(App and web page records)
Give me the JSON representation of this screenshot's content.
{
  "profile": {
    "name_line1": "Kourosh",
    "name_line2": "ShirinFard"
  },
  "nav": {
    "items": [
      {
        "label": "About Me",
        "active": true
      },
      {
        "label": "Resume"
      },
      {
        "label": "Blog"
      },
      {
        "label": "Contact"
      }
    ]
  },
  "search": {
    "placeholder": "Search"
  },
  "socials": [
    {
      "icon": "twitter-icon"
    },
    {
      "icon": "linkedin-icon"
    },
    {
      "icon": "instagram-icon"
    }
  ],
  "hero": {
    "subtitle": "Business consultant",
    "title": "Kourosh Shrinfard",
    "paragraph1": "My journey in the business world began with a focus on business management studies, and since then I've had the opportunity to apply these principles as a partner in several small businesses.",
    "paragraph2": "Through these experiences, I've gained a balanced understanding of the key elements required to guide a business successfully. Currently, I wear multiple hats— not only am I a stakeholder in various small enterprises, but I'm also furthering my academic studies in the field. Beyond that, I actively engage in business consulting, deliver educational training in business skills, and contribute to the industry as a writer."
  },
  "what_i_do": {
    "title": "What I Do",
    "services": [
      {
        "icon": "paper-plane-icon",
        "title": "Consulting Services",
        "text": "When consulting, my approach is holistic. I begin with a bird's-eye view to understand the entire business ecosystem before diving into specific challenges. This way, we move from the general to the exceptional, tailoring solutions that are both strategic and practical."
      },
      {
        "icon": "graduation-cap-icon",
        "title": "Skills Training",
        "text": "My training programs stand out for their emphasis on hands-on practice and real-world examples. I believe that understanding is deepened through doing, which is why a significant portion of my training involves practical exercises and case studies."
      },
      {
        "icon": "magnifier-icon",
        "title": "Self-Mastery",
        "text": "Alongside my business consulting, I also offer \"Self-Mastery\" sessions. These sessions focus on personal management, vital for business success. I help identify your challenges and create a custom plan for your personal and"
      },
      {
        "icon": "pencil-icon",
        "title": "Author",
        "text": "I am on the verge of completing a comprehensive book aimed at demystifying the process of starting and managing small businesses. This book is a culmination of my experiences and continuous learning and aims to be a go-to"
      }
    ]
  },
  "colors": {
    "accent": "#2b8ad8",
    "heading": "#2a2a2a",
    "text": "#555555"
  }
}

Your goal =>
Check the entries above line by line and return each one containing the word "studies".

Exercise solution =>
    "paragraph1": "My journey in the business world began with a focus on business management studies, and since then I've had the opportunity to apply these principles as a partner in several small businesses.",
    "paragraph2": "Through these experiences, I've gained a balanced understanding of the key elements required to guide a business successfully. Currently, I wear multiple hats— not only am I a stakeholder in various small enterprises, but I'm also furthering my academic studies in the field. Beyond that, I actively engage in business consulting, deliver educational training in business skills, and contribute to the industry as a writer."
        "text": "My training programs stand out for their emphasis on hands-on practice and real-world examples. I believe that understanding is deepened through doing, which is why a significant portion of my training involves practical exercises and case studies."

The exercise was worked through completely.